Her last volume, Ledger (2005), was a bid to resolve this issue. Like Polito’s Hollywood & God, it is a book-length project rather than a collection. Such overarching and thematically driven efforts—akin to the concept album in rock—try to serve two masters: the audience’s desire for accessibility (subjects, statements) and the Orphic desire for indeterminacy (transcendence, riddles). The poems in Ledger cry out for CliffsNotes. You just know that with an epigraph from Arnold J. Toynbee, titles like “Loss Lieder” and “Short Shrift,” and big poems on sixteenth-century painter Quentin Massys (“The Debtor in the Convex Mirror”) and late capitalism (“Money and God”), there’s a thesis somewhere—but the reader has to look hard to find it. Critic Stephen Burt has used the term elliptical to refer to works that eschew direct communication for a renewed commitment to negative capability: Elliptical poets “are always hinting, punning, or swerving away from a never-quite-unfolded backstory.” (Now that it’s our era’s defining style, ellipticism can make me reach for my Philip Larkin. This oblique manner has turned poets into obscurantists.) Wheeler’s earlier work, while elliptical, is grounded in swinging rhythms and a persona that suggests an Alice in Manhattan’s Wonderland.
Even so, much as I love Wheeler’s wit and rhymes, I start to miss Polito’s narrative momentum. And when he gets tremulous, I want to wash it down with one of her brassy lines. So often we come away from modern poets wanting more; maybe it’s just the blueprint we’ve established, where the yearning for transcendence is the defining characteristic. Well, caveat lector: Every bid for transcendence foregrounds a lack.

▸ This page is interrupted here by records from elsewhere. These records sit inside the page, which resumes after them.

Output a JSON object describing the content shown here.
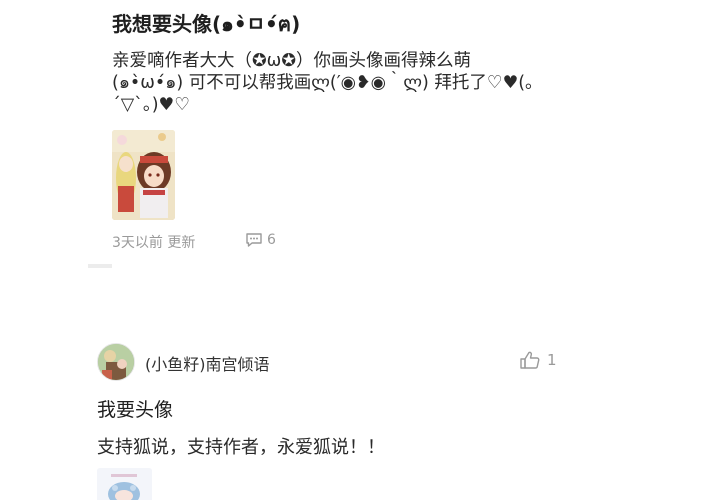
{
  "post1": {
    "title": "我想要头像(๑•̀ㅁ•́ฅ)",
    "body_lines": [
      "亲爱嘀作者大大（✪ω✪）你画头像画得辣么萌",
      "(๑•̀ω•́๑)   可不可以帮我画ლ(′◉❥◉｀ლ)     拜托了♡♥(｡",
      "´▽`｡)♥♡"
    ],
    "time": "3天以前 更新",
    "comments": "6",
    "icons": {
      "comment": "comment-bubble-icon"
    }
  },
  "post2": {
    "author": "(小鱼籽)南宫倾语",
    "likes": "1",
    "title": "我要头像",
    "body": "支持狐说，支持作者，永爱狐说！！",
    "icons": {
      "like": "thumbs-up-icon"
    }
  },
  "colors": {
    "text": "#222222",
    "muted": "#9a9a9a",
    "background": "#ffffff"
  }
}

What would we do without that lack? stop worrying and enjoy your life, enjoined the bus ads; our poets, like the wistful Polito and the fierce Wheeler, suggest it’s not that simple.

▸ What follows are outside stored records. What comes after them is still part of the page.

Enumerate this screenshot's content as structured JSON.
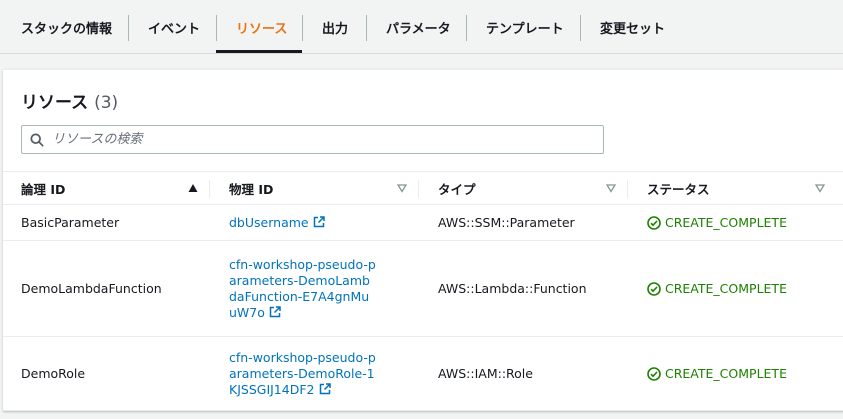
{
  "tabs": [
    {
      "label": "スタックの情報"
    },
    {
      "label": "イベント"
    },
    {
      "label": "リソース"
    },
    {
      "label": "出力"
    },
    {
      "label": "パラメータ"
    },
    {
      "label": "テンプレート"
    },
    {
      "label": "変更セット"
    }
  ],
  "active_tab": "リソース",
  "panel": {
    "title": "リソース",
    "count": "(3)"
  },
  "search": {
    "placeholder": "リソースの検索",
    "value": ""
  },
  "table": {
    "columns": [
      {
        "label": "論理 ID",
        "sort": "ascending"
      },
      {
        "label": "物理 ID",
        "sort": "none"
      },
      {
        "label": "タイプ",
        "sort": "none"
      },
      {
        "label": "ステータス",
        "sort": "none"
      }
    ],
    "rows": [
      {
        "logical_id": "BasicParameter",
        "physical_id": "dbUsername",
        "type": "AWS::SSM::Parameter",
        "status": "CREATE_COMPLETE"
      },
      {
        "logical_id": "DemoLambdaFunction",
        "physical_id": "cfn-workshop-pseudo-parameters-DemoLambdaFunction-E7A4gnMuuW7o",
        "type": "AWS::Lambda::Function",
        "status": "CREATE_COMPLETE"
      },
      {
        "logical_id": "DemoRole",
        "physical_id": "cfn-workshop-pseudo-parameters-DemoRole-1KJSSGIJ14DF2",
        "type": "AWS::IAM::Role",
        "status": "CREATE_COMPLETE"
      }
    ]
  },
  "colors": {
    "active_tab": "#ec7211",
    "link": "#0073bb",
    "success": "#1d8102",
    "text": "#16191f"
  },
  "icons": {
    "search": "search-icon",
    "external_link": "external-link-icon",
    "status_success": "check-circle-icon",
    "sort_ascending": "sort-ascending-icon",
    "sort_none": "sort-down-icon"
  }
}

Ange Mlinko’s most recent book of poems is Starred Wire (Coffee House, 2005). She is the recipient of the 2009 Randall Jarrell Award in Poetry Criticism.